- Assigned task -
Check each line of the material below for "Narzędzia". Report how many have it, with no other words.

---*---

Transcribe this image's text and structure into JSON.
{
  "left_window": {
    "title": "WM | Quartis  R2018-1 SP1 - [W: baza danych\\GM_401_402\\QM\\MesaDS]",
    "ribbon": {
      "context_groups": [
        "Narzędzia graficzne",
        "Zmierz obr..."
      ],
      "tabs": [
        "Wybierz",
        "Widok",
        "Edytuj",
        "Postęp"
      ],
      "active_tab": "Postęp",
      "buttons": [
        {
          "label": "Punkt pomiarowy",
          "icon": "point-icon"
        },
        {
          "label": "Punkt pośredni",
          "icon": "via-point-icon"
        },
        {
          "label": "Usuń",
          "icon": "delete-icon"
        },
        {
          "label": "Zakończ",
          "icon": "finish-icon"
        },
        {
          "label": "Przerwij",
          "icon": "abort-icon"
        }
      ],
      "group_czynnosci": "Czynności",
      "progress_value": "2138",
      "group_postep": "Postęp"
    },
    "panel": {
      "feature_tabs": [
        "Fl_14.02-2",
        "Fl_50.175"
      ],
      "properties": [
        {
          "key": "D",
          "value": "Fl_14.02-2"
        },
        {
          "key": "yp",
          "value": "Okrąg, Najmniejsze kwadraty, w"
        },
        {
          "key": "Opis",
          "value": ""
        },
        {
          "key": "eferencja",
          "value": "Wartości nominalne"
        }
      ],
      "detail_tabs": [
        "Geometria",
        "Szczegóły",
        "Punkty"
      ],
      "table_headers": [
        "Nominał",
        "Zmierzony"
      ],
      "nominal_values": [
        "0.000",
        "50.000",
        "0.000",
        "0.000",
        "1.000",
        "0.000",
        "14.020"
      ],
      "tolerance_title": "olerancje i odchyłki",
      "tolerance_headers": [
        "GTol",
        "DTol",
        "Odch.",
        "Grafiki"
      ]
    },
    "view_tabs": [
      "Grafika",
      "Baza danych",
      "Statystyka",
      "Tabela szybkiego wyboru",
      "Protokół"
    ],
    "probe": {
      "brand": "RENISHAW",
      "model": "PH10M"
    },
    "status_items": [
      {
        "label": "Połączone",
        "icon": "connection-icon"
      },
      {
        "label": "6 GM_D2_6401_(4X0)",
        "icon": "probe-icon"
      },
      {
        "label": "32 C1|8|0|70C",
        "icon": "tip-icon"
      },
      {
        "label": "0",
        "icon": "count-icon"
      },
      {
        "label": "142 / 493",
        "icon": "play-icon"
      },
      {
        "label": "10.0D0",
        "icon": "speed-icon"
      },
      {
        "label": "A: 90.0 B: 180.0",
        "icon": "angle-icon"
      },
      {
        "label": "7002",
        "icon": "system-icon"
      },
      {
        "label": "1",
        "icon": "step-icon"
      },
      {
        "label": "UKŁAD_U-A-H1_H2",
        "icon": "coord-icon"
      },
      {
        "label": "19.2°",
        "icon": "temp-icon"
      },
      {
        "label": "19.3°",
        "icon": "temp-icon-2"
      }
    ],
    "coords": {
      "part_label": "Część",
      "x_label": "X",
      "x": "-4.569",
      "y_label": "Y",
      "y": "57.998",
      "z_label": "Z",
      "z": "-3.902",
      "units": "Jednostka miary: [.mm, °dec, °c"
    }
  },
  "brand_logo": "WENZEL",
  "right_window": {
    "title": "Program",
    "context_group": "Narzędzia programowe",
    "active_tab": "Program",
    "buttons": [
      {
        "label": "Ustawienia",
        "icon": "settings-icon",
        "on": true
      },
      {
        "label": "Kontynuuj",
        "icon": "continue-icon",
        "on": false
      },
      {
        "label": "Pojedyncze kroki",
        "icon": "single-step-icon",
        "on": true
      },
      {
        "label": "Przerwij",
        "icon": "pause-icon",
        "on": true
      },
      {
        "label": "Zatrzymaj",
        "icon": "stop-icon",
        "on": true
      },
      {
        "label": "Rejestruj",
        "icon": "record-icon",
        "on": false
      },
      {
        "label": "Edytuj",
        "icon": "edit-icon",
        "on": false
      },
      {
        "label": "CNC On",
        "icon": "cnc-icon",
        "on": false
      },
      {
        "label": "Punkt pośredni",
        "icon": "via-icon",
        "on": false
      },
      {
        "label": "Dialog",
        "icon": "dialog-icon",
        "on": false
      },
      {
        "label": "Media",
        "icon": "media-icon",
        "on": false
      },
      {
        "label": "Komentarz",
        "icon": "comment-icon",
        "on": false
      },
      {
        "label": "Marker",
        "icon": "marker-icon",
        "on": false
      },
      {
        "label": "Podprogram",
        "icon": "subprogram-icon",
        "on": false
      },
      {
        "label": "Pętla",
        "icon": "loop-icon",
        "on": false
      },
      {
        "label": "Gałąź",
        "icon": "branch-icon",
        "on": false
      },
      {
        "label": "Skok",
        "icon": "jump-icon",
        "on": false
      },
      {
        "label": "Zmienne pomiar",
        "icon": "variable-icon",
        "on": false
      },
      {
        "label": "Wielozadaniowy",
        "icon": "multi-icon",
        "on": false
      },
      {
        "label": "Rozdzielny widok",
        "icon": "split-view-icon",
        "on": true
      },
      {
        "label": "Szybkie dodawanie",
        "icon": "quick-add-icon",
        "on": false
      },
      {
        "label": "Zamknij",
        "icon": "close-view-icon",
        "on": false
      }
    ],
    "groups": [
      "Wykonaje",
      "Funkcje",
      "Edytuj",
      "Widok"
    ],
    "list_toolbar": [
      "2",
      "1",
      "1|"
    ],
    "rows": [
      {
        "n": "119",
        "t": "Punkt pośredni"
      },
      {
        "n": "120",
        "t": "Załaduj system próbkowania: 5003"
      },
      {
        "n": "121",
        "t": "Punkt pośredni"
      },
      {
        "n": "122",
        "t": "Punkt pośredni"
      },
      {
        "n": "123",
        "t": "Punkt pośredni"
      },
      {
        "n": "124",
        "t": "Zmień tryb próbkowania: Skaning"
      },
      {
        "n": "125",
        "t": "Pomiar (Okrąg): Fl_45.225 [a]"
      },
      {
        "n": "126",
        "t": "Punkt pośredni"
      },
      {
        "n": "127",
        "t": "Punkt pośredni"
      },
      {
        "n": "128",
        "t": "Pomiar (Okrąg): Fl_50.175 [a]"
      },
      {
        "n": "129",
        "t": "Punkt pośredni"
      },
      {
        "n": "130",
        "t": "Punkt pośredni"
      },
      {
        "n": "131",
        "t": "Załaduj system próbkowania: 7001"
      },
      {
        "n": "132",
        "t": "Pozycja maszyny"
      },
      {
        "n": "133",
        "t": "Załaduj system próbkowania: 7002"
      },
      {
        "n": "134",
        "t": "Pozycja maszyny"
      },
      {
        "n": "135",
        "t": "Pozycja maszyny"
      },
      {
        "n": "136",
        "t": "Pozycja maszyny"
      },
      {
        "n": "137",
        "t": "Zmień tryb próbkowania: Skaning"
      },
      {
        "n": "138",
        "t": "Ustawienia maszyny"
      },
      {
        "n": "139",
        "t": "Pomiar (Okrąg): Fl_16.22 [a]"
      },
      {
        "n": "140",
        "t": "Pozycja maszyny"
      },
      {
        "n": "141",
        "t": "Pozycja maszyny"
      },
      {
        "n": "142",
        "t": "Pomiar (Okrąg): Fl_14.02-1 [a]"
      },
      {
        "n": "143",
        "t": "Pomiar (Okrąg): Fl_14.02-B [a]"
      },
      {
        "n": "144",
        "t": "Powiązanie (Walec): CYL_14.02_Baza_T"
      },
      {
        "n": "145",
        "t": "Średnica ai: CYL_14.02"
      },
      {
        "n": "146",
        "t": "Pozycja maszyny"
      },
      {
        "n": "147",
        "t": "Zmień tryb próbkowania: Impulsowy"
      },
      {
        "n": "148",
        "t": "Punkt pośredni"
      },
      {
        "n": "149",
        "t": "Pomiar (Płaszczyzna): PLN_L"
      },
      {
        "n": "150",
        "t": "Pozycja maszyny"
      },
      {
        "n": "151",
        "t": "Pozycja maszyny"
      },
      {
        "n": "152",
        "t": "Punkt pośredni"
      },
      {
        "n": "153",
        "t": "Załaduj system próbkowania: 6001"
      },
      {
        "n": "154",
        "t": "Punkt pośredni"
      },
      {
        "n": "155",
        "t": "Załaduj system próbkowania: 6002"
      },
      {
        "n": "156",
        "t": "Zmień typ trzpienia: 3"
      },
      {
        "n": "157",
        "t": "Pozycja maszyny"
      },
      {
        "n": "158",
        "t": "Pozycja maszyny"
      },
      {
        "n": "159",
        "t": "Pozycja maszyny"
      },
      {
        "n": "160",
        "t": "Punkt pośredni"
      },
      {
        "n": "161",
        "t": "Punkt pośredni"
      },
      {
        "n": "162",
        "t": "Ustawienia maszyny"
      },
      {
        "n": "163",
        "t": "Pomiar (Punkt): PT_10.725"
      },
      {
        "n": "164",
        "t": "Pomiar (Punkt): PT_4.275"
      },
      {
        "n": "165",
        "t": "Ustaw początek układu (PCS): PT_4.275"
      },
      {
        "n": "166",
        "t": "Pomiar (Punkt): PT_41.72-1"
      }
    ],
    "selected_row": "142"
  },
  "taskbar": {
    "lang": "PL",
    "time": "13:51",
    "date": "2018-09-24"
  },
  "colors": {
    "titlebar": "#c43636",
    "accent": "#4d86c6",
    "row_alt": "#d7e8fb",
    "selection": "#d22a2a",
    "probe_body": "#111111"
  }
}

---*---

- Task solution -
2